their good experience.
Barnacles: If they cannot be made
profitable, they should be “fired.” An
example is smaller bank customers
who bank regularly but do not
generate enough returns to cover the
costs of maintaining their accounts.
Different groups of customers require
different relationship management
Short term customers Long term customers
AND SO, WE DEFINE MARKETING…
• As the process of building profitable customer relationships by creating value for customers and
capturing value in return
“That’s better. Now, That you’ve offered some
value, I’ll buy the stockings.”
DEFINITION OF PUBLIC RELATIONS
• Public relations is a strategic communication process that builds mutually beneficial relationships
between organizations and their publics.”
SO, WHAT’S THE DIFFERENCE?
• Where does marketing end and PR begin, or, is there lots of overlapping going on?
“It’s a real conundrum.”
• …attempts to create a positive and profitable relationship with its customers by delivering value
through its products and services only
Dominos delivers value with a tasty
pepperoni pie and timely delivery.
Where’s the Pepsi?
• …attempts to create a positive relationship with not just customers, but stakeholders as well…people
who can influence a company in either positive or negative ways.
ULTIMATELY, THOSE STAKEHOLDERS…
• Provide us with quality labor
• Can be loyal employees
• Make life easier or more difficult for the company to survive
When local residents found out a new
Dunkin Donuts was opening down the
street, they couldn’t wait to fill out an
application. WAIT! No! I was wrong. It’s
the unemployment line.
THINK OF THE MARKETING EFFORT
• …as a series of wavelengths
• Products enter the market, grow (or not), plateau, and then die, replaced by newer,
THE PUBLIC RELATIONS FUNCTION IS…
• Ongoing, constant, eternal vigilance, measuring stakeholder perceptions to make sure the PR/Ph
balance is maintained. Think of a straight line.
Here, a group tests the PR/Ph balance. Shirley, on the left, thinks
it’s a little acidic, while Heather (second from right), thinks it’s too
alkaline. Jennifer (in blue) is hoping there’s a bathroom nearby,
while, Joan (right) just bit into a rusty nail embedded in a pumpkin
• Product focused
• Product branding
“Wow, that Lindsay Lohan is one nice product!”
• *Focuses (generally) on the company
• Focuses on corporate messaging
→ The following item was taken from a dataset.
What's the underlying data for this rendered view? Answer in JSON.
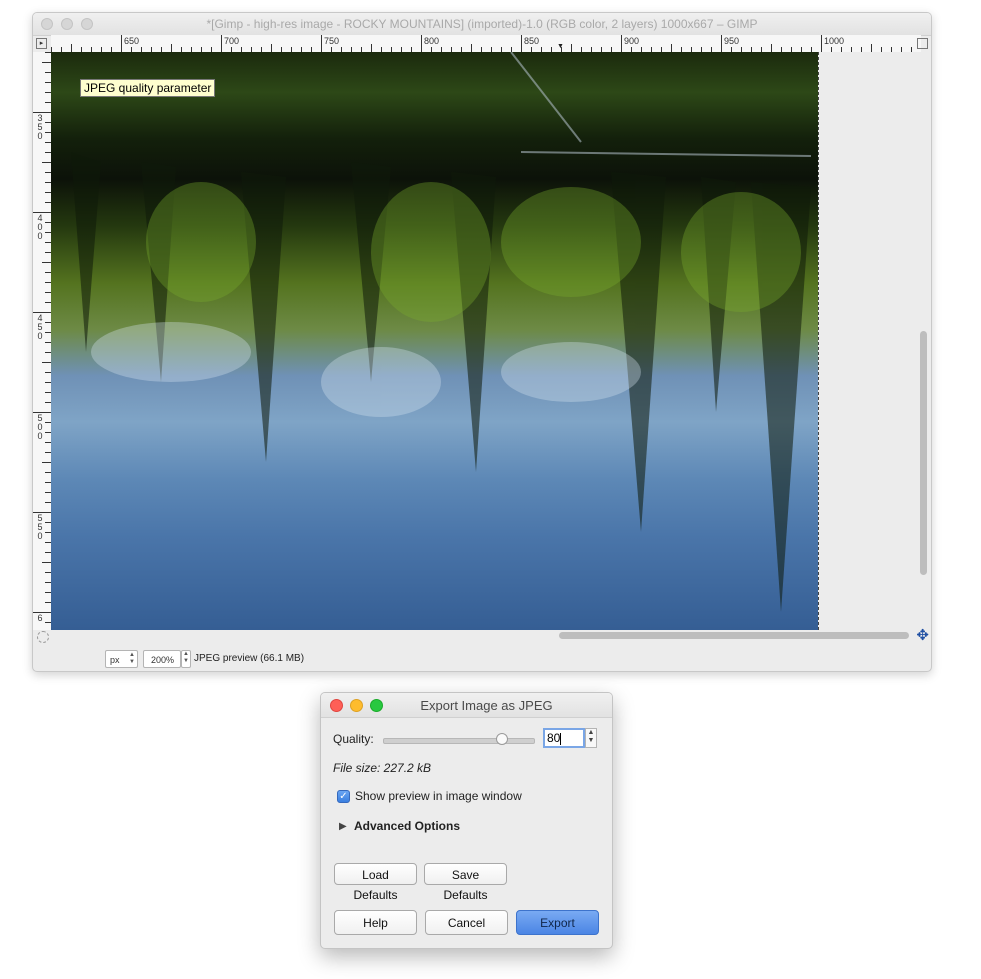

* Exception: Marketing PR, which is a marketing tool
“It’s a bird…it’s a plane. No, it’s…a fungal
cream. Must be marketing.”
THE PUBLIC RELATIONS FUNCTION…
• …both precedes and follows a product’s life cycle.
• It’s both the fertilizer that helps the product grow and the mulch that gets tilled into the soil after the
product dies, fertilizing future marketing efforts.
Good bye, Mr. Flip
Phone. At least you’ll
help the next phone
live a happy life.
Hurry, I want to
get to the Apple
store at 9. The
new Iphone’s out!
PUBLIC RELATIONS GOES ON AFTER A PRODUCT IS
• “Good bye, Crystal Pepsi. We’ll miss you.”
• “What’ll we do now…(sniff, sniff)?”
• “Have you tried Sprite? I hear he’s a nice guy.”
SO, WHEN NEW PRODUCTS ARE INTRODUCED
• The corporate Ethos – one of the three legs of the rhetorical triumvirate – and
the one most important for establishing credibility and “persuasability” –
helps make marketing products easier.
AND SO, IT TAKES US BACK TO THE VERY FIRST
CHAPTER WE READ ON…
THAT’S WHAT PUBLIC RELATIONS DELIVERS
• Unfortunately, few practitioners can articulate this.
• And, it’s why most PR people find themselves reporting to marketing mangers.
“So, what do you PR guys actually do?”
“It’s 9:30 in the morning. A little early for lunch.”
“No, that’s what we PR guys do. We buy lunch. And,
we’re damn good at it, too.”
Dorothy ponders opening a balloon
company in Lakehurst, New Jersey and
naming her balloon the Hindenburg.